Ride sharing giant Uber has signed a deal with NASA as its plans to roll out autonomous flying cars takes off.
Uber will work with the US space agency to develop software for managing flying taxi routes, Uber’s chief product officer Jeff Holden told the Web Summit in Lisbon, Portugal on Wednesday night (AEST).
The project, dubbed Elevate, hopes to trial aerial taxis in Dallas, Dubai and Los Angeles by 2020.
Uber released a glossily produced promotional video demonstrating what using its aerial taxi service would look like from the perspective of a working mother taking a flight home from work.
In the video, the passenger books her flight through the Uber app and takes an elevator a an “Uber skyport” on the roof of a nearby building,
After using her smartphone to pass through a turnstile, the user is briefly weighed before being let to an aircraft that resembles a cross between a plane and a helicopter with fixed wings and tilt-prop rotors.
During the flight, she looks out of the window at the traffic below before arriving home to her family to the closing tagline: “Closer than you think.”
Uber’s Elevate vision:
NASA, which is yet to comment on the partnership, has previously announced it was working with a variety of companies to develop urban air mobility.
Uber first announced its plan for flying taxies in a white paper released last year,
Uber has been involved with regulatory issues around the world over its app-based ride-sharing service, and is hoping to avoid similar problems over its air plans.
“We are very much embracing the regulatory bodies and starting very early in discussions about this and getting everyone aligned with the vision,” Mr Holden said.
Despite NASA’s involvement, project Elevate faces significant regultory and technological hurdles before any pilot program can get off the ground.
Uber has said it envisages using electric, autonomous aircraft for the service with the ability to take off and land vertically, which do not yet exist.
Recent research by Gartner played down the prospect of flying, autonomous vehicles becoming reality in the near future given the daunting task of regulating the aircraft in existing air traffic control systems.
Professor David Dunn of the University of Birmingham was quoted by the BBC as saying while the technological issues could be overcome, opening up the airspace needed was another issue.
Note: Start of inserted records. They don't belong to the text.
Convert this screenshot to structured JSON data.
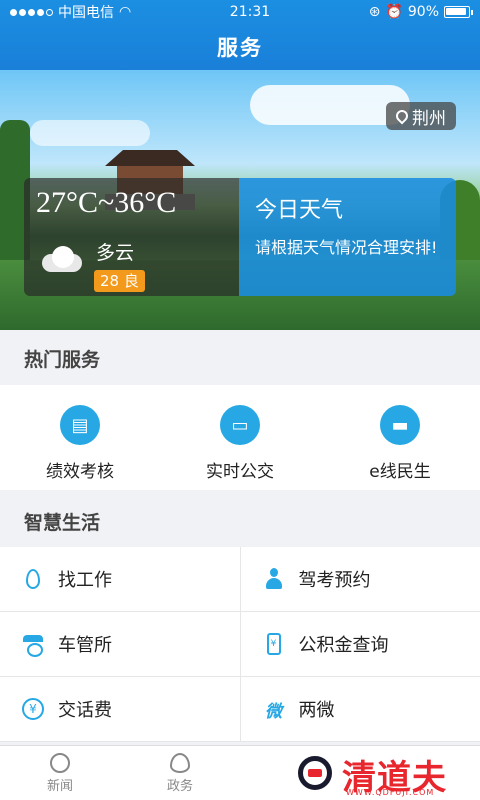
{
  "status_bar": {
    "carrier": "中国电信",
    "time": "21:31",
    "battery": "90%"
  },
  "header": {
    "title": "服务"
  },
  "banner": {
    "location": "荆州",
    "temperature": "27°C~36°C",
    "condition": "多云",
    "aqi": "28 良",
    "today_title": "今日天气",
    "today_text": "请根据天气情况合理安排!"
  },
  "hot_services": {
    "title": "热门服务",
    "items": [
      {
        "label": "绩效考核",
        "icon": "document-icon"
      },
      {
        "label": "实时公交",
        "icon": "bus-icon"
      },
      {
        "label": "e线民生",
        "icon": "chat-icon"
      }
    ]
  },
  "smart_life": {
    "title": "智慧生活",
    "items": [
      {
        "label": "找工作",
        "icon": "water-drop-icon"
      },
      {
        "label": "驾考预约",
        "icon": "driver-icon"
      },
      {
        "label": "车管所",
        "icon": "police-cap-icon"
      },
      {
        "label": "公积金查询",
        "icon": "phone-yen-icon"
      },
      {
        "label": "交话费",
        "icon": "yen-circle-icon"
      },
      {
        "label": "两微",
        "icon": "weibo-icon"
      }
    ]
  },
  "tabbar": {
    "tabs": [
      {
        "label": "新闻"
      },
      {
        "label": "政务"
      }
    ]
  },
  "watermark": {
    "text": "清道夫",
    "sub": "WWW.QDFUJI.COM"
  }
}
“There are problems about how such transport will be policed, insured and registered,” he said.
Uber plans to develop the software to manage the flying taxi network with the vehicles to be built primarily by Pipistrel Aircraft.
– With agencies